Introducing a new form of cancellation policy – discretion
The 24/48-hour cancellation policy for private dental appointments has about as much relevance to the modern world as does taking our shoes off at airport security (as mentioned by Seth Godin in a recent blog post).
Security theatre is a rule requiring you to take off your shoes when you get to the airport. It doesn’t actually catch anyone, it simply makes people feel more secure, and it allows those in charge to feel like they’re doing something. Mostly, it’s a demonstration of power and authority, not a practical measure.
I’m often asked to consider an update that fits the circumstances of the connected world.
Demonstrations of power and authority from the front desk team can often be misinterpreted as poor customer service.
It seems to me that the best solution is to allow your patients and your team to use their discretion.
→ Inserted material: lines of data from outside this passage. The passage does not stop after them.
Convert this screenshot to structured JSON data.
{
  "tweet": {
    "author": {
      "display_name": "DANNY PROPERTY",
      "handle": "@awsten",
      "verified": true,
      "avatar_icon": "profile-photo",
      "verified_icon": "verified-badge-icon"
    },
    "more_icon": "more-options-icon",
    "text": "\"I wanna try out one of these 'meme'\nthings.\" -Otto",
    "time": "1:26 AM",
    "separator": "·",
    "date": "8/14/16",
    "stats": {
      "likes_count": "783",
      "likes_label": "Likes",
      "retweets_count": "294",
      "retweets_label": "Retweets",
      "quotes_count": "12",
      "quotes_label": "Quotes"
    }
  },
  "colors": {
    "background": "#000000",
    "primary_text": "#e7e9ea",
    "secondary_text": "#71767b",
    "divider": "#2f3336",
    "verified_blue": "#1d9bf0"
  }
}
I’m proposing that you inform patients that all lost appointments will be charged at a nominal hourly rate – and that message is written, loud and clear, across your digital channels and print media.
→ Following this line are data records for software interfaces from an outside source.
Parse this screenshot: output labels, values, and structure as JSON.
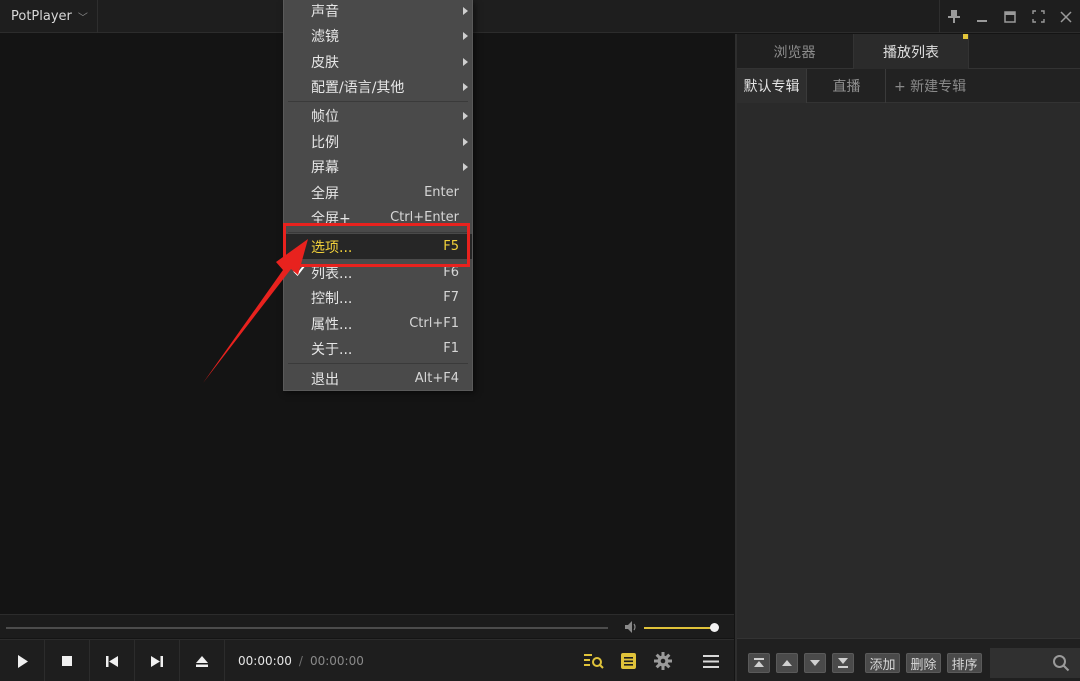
{
  "app": {
    "title": "PotPlayer"
  },
  "window_controls": [
    "pin-icon",
    "minimize-icon",
    "maximize-icon",
    "fullscreen-icon",
    "close-icon"
  ],
  "menu": {
    "items": [
      {
        "label": "声音",
        "submenu": true
      },
      {
        "label": "滤镜",
        "submenu": true
      },
      {
        "label": "皮肤",
        "submenu": true
      },
      {
        "label": "配置/语言/其他",
        "submenu": true
      },
      {
        "label": "帧位",
        "submenu": true
      },
      {
        "label": "比例",
        "submenu": true
      },
      {
        "label": "屏幕",
        "submenu": true
      },
      {
        "label": "全屏",
        "shortcut": "Enter"
      },
      {
        "label": "全屏+",
        "shortcut": "Ctrl+Enter"
      },
      {
        "label": "选项...",
        "shortcut": "F5",
        "highlighted": true
      },
      {
        "label": "列表...",
        "shortcut": "F6",
        "checked": true
      },
      {
        "label": "控制...",
        "shortcut": "F7"
      },
      {
        "label": "属性...",
        "shortcut": "Ctrl+F1"
      },
      {
        "label": "关于...",
        "shortcut": "F1"
      },
      {
        "label": "退出",
        "shortcut": "Alt+F4"
      }
    ]
  },
  "panel": {
    "tabs": [
      "浏览器",
      "播放列表"
    ],
    "active_tab": "播放列表",
    "subtabs": [
      "默认专辑",
      "直播",
      "+ 新建专辑"
    ],
    "buttons": {
      "add": "添加",
      "delete": "删除",
      "sort": "排序"
    }
  },
  "player": {
    "current_time": "00:00:00",
    "separator": "/",
    "total_time": "00:00:00",
    "volume": 1.0,
    "progress": 0
  },
  "colors": {
    "accent": "#f3d23a",
    "annotation": "#e8221e",
    "menu_bg": "#4a4a4a"
  }
}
Equally, I propose that, as we live in an uncertain world, you are flexible enough to accommodate those patients who have suffered a genuine emergency and cannot attend on time, or at all.
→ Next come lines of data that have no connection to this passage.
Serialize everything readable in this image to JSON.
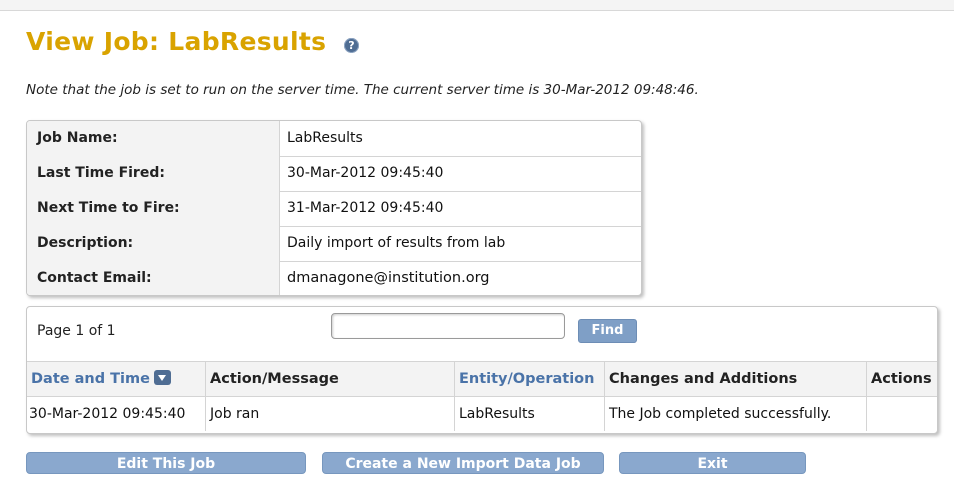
{
  "header": {
    "title": "View Job: LabResults",
    "help_glyph": "?",
    "help_icon": "help-icon"
  },
  "note": "Note that the job is set to run on the server time. The current server time is 30-Mar-2012 09:48:46.",
  "job_info": {
    "rows": [
      {
        "label": "Job Name:",
        "value": "LabResults"
      },
      {
        "label": "Last Time Fired:",
        "value": "30-Mar-2012 09:45:40"
      },
      {
        "label": "Next Time to Fire:",
        "value": "31-Mar-2012 09:45:40"
      },
      {
        "label": "Description:",
        "value": "Daily import of results from lab"
      },
      {
        "label": "Contact Email:",
        "value": "dmanagone@institution.org"
      }
    ]
  },
  "log": {
    "page_info": "Page 1 of 1",
    "search_value": "",
    "find_label": "Find",
    "columns": [
      "Date and Time",
      "Action/Message",
      "Entity/Operation",
      "Changes and Additions",
      "Actions"
    ],
    "sort_icon": "sort-descending-icon",
    "rows": [
      {
        "date": "30-Mar-2012 09:45:40",
        "action": "Job ran",
        "entity": "LabResults",
        "changes": "The Job completed successfully.",
        "actions": ""
      }
    ]
  },
  "buttons": {
    "edit": "Edit This Job",
    "create": "Create a New Import Data Job",
    "exit": "Exit"
  },
  "colors": {
    "title": "#d9a300",
    "link": "#4a73a8",
    "button": "#8aa8ce"
  }
}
Traffic jams, late trains, kids who are ill, office meetings that run over time – the opportunity for disruption is high.
Clearly, there would have to be a “three strikes and out” rule – if a patient keeps on claiming “genuine emergency”, you can suggest that their level of accidental disruption cannot be tolerated.
What attracts me, however, is placing the responsibility for making decisions in the hands of the patient.
It is the opposite of “computer says no” and avoids the type of misunderstanding that can lead (nowadays) to a 1-star review.
In essence, it’s a verbal honesty box.
The Discretionary Cancellation Policy
“Normally we reserve the right to charge for time lost but we appreciate that we live in an uncertain world and use our discretion in waving the fee for genuine emergencies – would you like me to waive the fee for you?”